Feroza is a special turquoise stone available in Iran and other parts, signifying a beautiful blue, the hue bringing in a radiance and glow which stands out above all other stones. Aptly named Feroza Begum, our legendary songstress hailed from a very prominent family of Faridpur. As a child, she wandered in a garden of tuberoses and as she enjoyed the effervescent smell from them she immersed herself in listening to some old records lying carelessly in the store room. When the elders looked for this tiny seven/eight year old girl, they found her singing to these tunes on her own!
Her first cousin Col. Huq was studying medicine in Kolkata (later Minister of Health of the Govt. of Bangladesh) and took her to meet the great poet Kazi Nazrul Islam in Kolkata. She was only about ten years old when she sang one of her songs to him. Next to poet Nazrul Islam, famous composer and music director Kamal Dasgupta, Chitto Roy and others were seated too! On the way back as they came down the stairs, her cousin asked, “Do you know who was this man?” “No”, she said. “He is the writer of that poem from your book Khuki o Kathbirali!” “Oh my God, poet Kazi Nazrul Islam?” shrieked the little Feroza Begum!
She went back to Faridpur and there she continued her musical pursuit. She grew up through turbulent times when the practice of music was a social taboo for a Muslim girl. Her progressive family offered her lots of support and over the years she made her debut in Kolkata, recording both in Bangla and Urdu. Apart from the songs of Nazrul Islam, she sang from many genres –modern songs, Urdu geet, ghazals and for movies and made her own place in Kolkata. After the illness of the poet Kazi Nazrul Islam in 1942, his songs were almost forgotten and Feroza Begum took a conscious role in bringing them back to life. She recorded songs like More Ghum Oghore Ele Monohor, Dur Deep O Bashini, Rum Jhum Jhum Jhum, Momer Putul and almost all Nazrul’s love songs with such emotions that was unparallel. She consciously stayed away from the lures of more lucrative earning potentials from modern songs and stopped lending her voice for playbacks. Feroza Begum’s name started becoming synonymous with that of Nazrul Islam. In the early 60s she held a conference of Nazrul songs in Kolkata and rejuvenated his place by inviting all time stalwarts Angurbala Debi, Indubala and others.
In 1967 she settled in erstwhile East Pakistan with her husband the renowned composer Kamal Dasgupta. She was already an adorable singer and it did not take her long to find her place in East Pakistan.

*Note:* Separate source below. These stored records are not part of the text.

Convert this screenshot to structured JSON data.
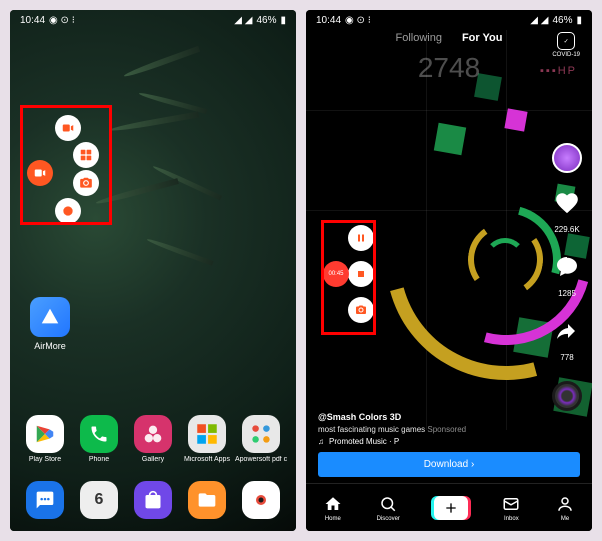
{
  "status": {
    "time": "10:44",
    "battery": "46%"
  },
  "home": {
    "airmore_label": "AirMore",
    "apps_row1": [
      {
        "label": "Play Store"
      },
      {
        "label": "Phone"
      },
      {
        "label": "Gallery"
      },
      {
        "label": "Microsoft Apps"
      },
      {
        "label": "Apowersoft pdf conve"
      }
    ],
    "apps_row2": []
  },
  "tiktok": {
    "tabs": {
      "following": "Following",
      "foryou": "For You"
    },
    "covid_label": "COVID-19",
    "score": "2748",
    "hp_label": "▪▪▪HP",
    "recorder_time": "00:45",
    "side": {
      "likes": "229.6K",
      "comments": "1285",
      "shares": "778"
    },
    "caption": {
      "user": "@Smash Colors 3D",
      "desc": "most fascinating music games",
      "sponsored": "Sponsored",
      "music": "Promoted Music · P"
    },
    "download_btn": "Download ›",
    "nav": {
      "home": "Home",
      "discover": "Discover",
      "inbox": "Inbox",
      "me": "Me"
    }
  }
}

The turbulent times came later, when she sang patriotic songs for Bangladesh and was escorted to the army headquarters during the liberation movement, the Pakistani army threatening her for various reasons.
She struggled as a patriot, she struggled as a woman. Sometimes she was the sole breadwinner, trying to raise her sons on her own. But her dedication to her songs, remained the same. The older she was the stone dazzled even further. Her songs of Nazrul have a special place in the heart of music lovers. Over the years, the practice of her art and her internalization of Nazrul’s lyrics, put together with her own interpretation, pathos, ups and downs of the journey of life, took her songs to an ultimate level. She has been adorned with highest civilian awards both in Bangladesh and India, but when an audience repeatedly hums her rendition and is swayed by emotions to hear her voice, that is the greatest tribute. It is that quality that has made Feroza Begum immortal in our lives.